In this story there is a sower who sows seed lavishly and generously around; he seems to literally fling it everywhere. It lands along the path, the way, with its harder, compacted surface and that seed is picked off by birds. Seed lands on ground that has rocks and a thin soil layer. It takes root but not deeply enough to sustain it, and it is scorched and shrivels when the sun is hot. Some seed lands in good soil that has weeds and thorns. Seeds germinate and grow but are choked by the weeds and don’t survive. There is also seed that falls into good soil and flourishes, bearing much fruit.
The sower is God, who sows the seed which is the Word of God, Christ – the Word that becomes flesh and dwells amongst us. This is the essence of God’s Reign, the life-giving Word that breathes hope, joy, peace and freedom into the world. The Sower sows seed everywhere – all over the world in every place. This Word of hope goes out and is there for everyone to hear, see, experience and embrace. What does it mean for us to recognise the presence of Christ in everything? How does it look, feel, seem? For much of the church, this is a strange message and one at odds with the exclusiveness that often typifies and preoccupies its life and message. For the wider world, it is a strange claim, that the Word is everywhere and in all things, and it is the essence of love. Where do we see it, hear it, feel it, experience it? Do we?
The four soils are the different parts of our lives where ‘seed lands.’ Life is often hard or exhilarating and hearing this Word does not seem important, relevant or real and there are moments, times when we resist or reject it. That is the seed along the path, and it is carried off as we choose to ignore its presence. There is seed landing in the rocky ground of life where we get excited and get on board quickly, but the passion or engagement isn’t deep, and we let it go. In the cut and thrust of life, the Word is lost, cast aside, and shrivels within us. Some seed lands well but as it grows there are also weeds and thorns that choke it out – the wealth, materialism, struggles for power, control, fame and fortune tempt and seduce us. The Word of life is choked as we are lost in the distractions and seductions we experience. There are also parts of our lives when the Word lands well in soil that is just right and ready for this mysterious grace and love to blossom and bloom into deeper love, hope and freedom. The Word takes hold and we are drawn into something bigger and more wondrous. Our lives open to others, to the Earth and to the mystery and love at the heart of everything, a mystery we may call God. The seed issues in fruit, actions and responses that are life-giving and hopeful to others. Random acts of kindness, compassion, love. Changes in attitude, and openness to the stories, experiences and lives of others whom we embrace into the way that is inclusive and loving. Sometimes we may not even realise that this is the Word, love, grace… in us, through us. Where there is fruit that is inspiring, lovely, loving, gracious, inclusive, peace-giving, liberating, joyful, kind, patient… that is the Reign of God growing in the good soil of our lives.

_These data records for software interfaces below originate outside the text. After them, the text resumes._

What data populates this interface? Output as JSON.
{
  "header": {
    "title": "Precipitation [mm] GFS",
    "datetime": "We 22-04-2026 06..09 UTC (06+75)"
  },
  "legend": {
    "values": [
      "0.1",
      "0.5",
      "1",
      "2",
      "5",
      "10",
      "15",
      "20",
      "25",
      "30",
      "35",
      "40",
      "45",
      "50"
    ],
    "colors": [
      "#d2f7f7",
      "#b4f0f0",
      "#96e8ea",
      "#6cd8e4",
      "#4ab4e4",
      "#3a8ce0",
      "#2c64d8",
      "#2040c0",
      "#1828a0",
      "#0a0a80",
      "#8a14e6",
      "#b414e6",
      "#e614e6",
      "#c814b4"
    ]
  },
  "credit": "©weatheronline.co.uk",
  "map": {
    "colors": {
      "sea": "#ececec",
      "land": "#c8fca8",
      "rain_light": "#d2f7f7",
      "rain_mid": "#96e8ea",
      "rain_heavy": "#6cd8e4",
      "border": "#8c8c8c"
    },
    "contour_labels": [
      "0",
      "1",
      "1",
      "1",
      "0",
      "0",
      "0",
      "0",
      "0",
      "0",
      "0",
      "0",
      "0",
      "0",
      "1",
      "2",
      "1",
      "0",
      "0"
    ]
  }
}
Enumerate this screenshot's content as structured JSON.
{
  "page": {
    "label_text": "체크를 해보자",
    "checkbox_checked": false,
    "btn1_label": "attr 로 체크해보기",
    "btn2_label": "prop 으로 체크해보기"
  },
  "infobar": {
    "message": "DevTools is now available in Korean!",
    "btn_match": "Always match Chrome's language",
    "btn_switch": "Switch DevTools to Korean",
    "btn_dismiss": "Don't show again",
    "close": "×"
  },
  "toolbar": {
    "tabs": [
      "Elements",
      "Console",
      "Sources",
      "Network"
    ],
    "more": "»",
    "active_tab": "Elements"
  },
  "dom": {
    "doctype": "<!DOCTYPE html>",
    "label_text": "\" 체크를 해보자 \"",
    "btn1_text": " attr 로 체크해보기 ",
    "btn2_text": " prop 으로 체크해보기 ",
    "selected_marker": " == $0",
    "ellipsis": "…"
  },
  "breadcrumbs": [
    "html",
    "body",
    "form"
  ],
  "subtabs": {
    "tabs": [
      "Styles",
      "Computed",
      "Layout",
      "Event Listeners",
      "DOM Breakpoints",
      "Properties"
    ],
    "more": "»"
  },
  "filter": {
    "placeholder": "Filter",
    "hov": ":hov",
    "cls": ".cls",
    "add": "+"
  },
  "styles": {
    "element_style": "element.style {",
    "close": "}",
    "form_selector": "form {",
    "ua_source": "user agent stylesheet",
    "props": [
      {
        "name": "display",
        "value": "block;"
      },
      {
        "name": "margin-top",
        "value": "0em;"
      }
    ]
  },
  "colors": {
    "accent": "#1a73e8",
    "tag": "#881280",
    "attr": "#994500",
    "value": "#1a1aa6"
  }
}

There is much wonder, love, mystery and goodness all around us for those who have ears to hear and eyes to see. These things lead us beyond belief systems and ideologies into a way of living and being that transforms us and the world. It happens from beyond us as an act of grace and love. There is nothing to do but experience it, live it and share it in the way we live with others and the Earth. This is the Reign of God in our midst.